If you wonder why you've seen only bumblebees buzzing around your azaleas, you may wonder: where are the honeybees?
The answer is: honeybees don't care for azalea blossoms.
They like other flowering plants.
Such easy conclusions that honeybees are on the wane is misleading, according to Dr. Jeff Harris at Mississippi State University.
“The plight of honey bees has been somewhat hyped,” Harris said in a recent interview.
“There are about 15-20 million more managed colonies of honeybees worldwide than there were a dozen years ago. Honeybees are not in danger of extinction as some fear.”
“Azaleas are generally not very attractive to honeybees. They will work them when nothing else is available, but honeybees tend to prefer other flowers that bloom about the same time as azaleas.
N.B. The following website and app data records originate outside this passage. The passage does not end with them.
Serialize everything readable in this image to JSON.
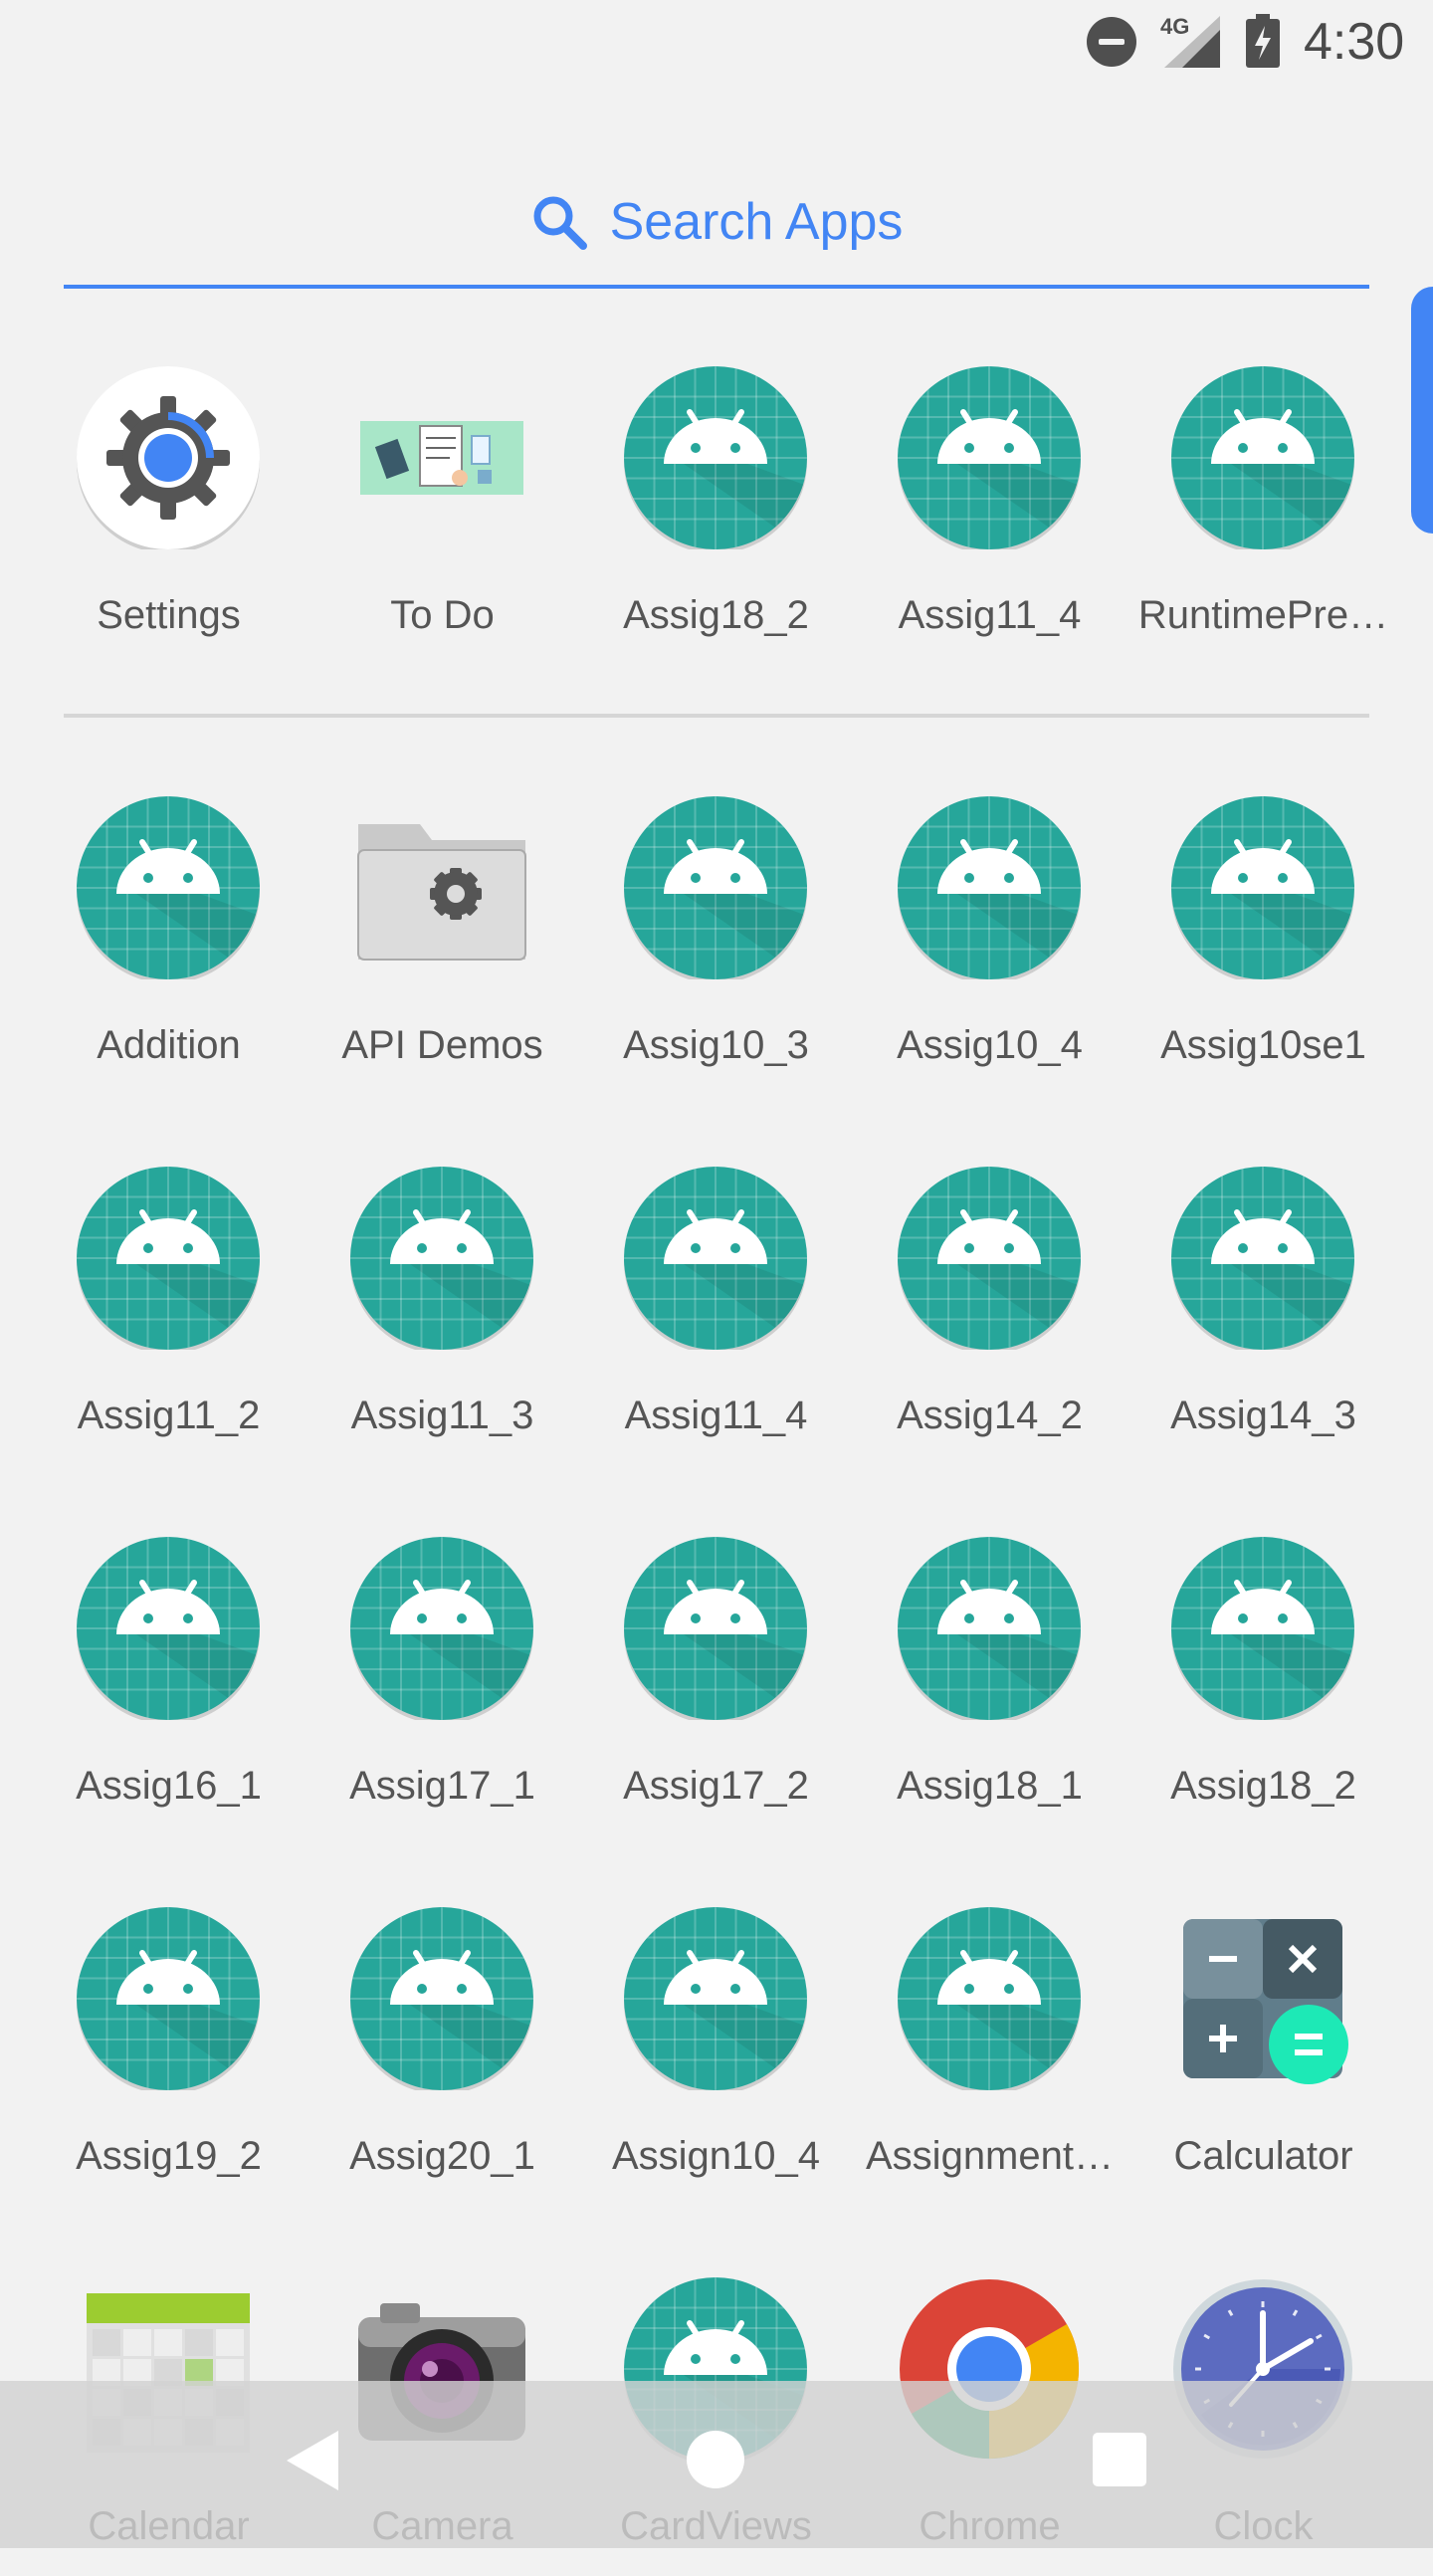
{
  "status_bar": {
    "network": "4G",
    "time": "4:30"
  },
  "search": {
    "label": "Search Apps"
  },
  "predicted_apps": [
    {
      "label": "Settings",
      "icon": "settings-icon"
    },
    {
      "label": "To Do",
      "icon": "todo-image-icon"
    },
    {
      "label": "Assig18_2",
      "icon": "android-icon"
    },
    {
      "label": "Assig11_4",
      "icon": "android-icon"
    },
    {
      "label": "RuntimePre…",
      "icon": "android-icon"
    }
  ],
  "apps": [
    {
      "label": "Addition",
      "icon": "android-icon"
    },
    {
      "label": "API Demos",
      "icon": "folder-gear-icon"
    },
    {
      "label": "Assig10_3",
      "icon": "android-icon"
    },
    {
      "label": "Assig10_4",
      "icon": "android-icon"
    },
    {
      "label": "Assig10se1",
      "icon": "android-icon"
    },
    {
      "label": "Assig11_2",
      "icon": "android-icon"
    },
    {
      "label": "Assig11_3",
      "icon": "android-icon"
    },
    {
      "label": "Assig11_4",
      "icon": "android-icon"
    },
    {
      "label": "Assig14_2",
      "icon": "android-icon"
    },
    {
      "label": "Assig14_3",
      "icon": "android-icon"
    },
    {
      "label": "Assig16_1",
      "icon": "android-icon"
    },
    {
      "label": "Assig17_1",
      "icon": "android-icon"
    },
    {
      "label": "Assig17_2",
      "icon": "android-icon"
    },
    {
      "label": "Assig18_1",
      "icon": "android-icon"
    },
    {
      "label": "Assig18_2",
      "icon": "android-icon"
    },
    {
      "label": "Assig19_2",
      "icon": "android-icon"
    },
    {
      "label": "Assig20_1",
      "icon": "android-icon"
    },
    {
      "label": "Assign10_4",
      "icon": "android-icon"
    },
    {
      "label": "Assignment…",
      "icon": "android-icon"
    },
    {
      "label": "Calculator",
      "icon": "calculator-icon"
    },
    {
      "label": "Calendar",
      "icon": "calendar-icon"
    },
    {
      "label": "Camera",
      "icon": "camera-icon"
    },
    {
      "label": "CardViews",
      "icon": "android-icon"
    },
    {
      "label": "Chrome",
      "icon": "chrome-icon"
    },
    {
      "label": "Clock",
      "icon": "clock-icon"
    }
  ],
  "colors": {
    "accent": "#4285f4",
    "android_icon_bg": "#26a69a",
    "label_text": "#555555",
    "background": "#f2f2f2"
  }
}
“They prefer large patches of ground covers like white Dutch clover, spring beauty, henbit, etc., and they prefer hollies, maples and elms, alders, and yellow poplar, etc.
“Examine patches of clover (and -- pretty soon – privet). Honeybees should be coating these blooms on pretty days.”
Bees make honey, and so some people make money from selling thei honey and services.
Bees are outstanding pollinators, so they are invaluable to row crops.
World honey production in 2007 was worth around $1.25 billion, but the value of insect pollinated agriculture, which includes honey bees, is worth significantly more, according to Bee Culture magazine in 2016. A 1997 study valued all global pollinator ecosystem services at $120 billion, while a 1999 study valued benefits to agriculture alone at $200 billion.
The bumblebee is not invincible, however.
There are indications of significant declines, according to the magazine. The long-tongued bumblebee, Bombus hortorum, found in Europe, Asia and New Zealand, pollinates a diverse range of wild plants as well as such crops as water melon, cucumber, berries, and sunflowers. Bumblebees are also used to pollinate tomatoes inside greenhouses.
Among the plants that honeybees like in Mississippi are cotton and soybeans.
And the honey's good, said Harris.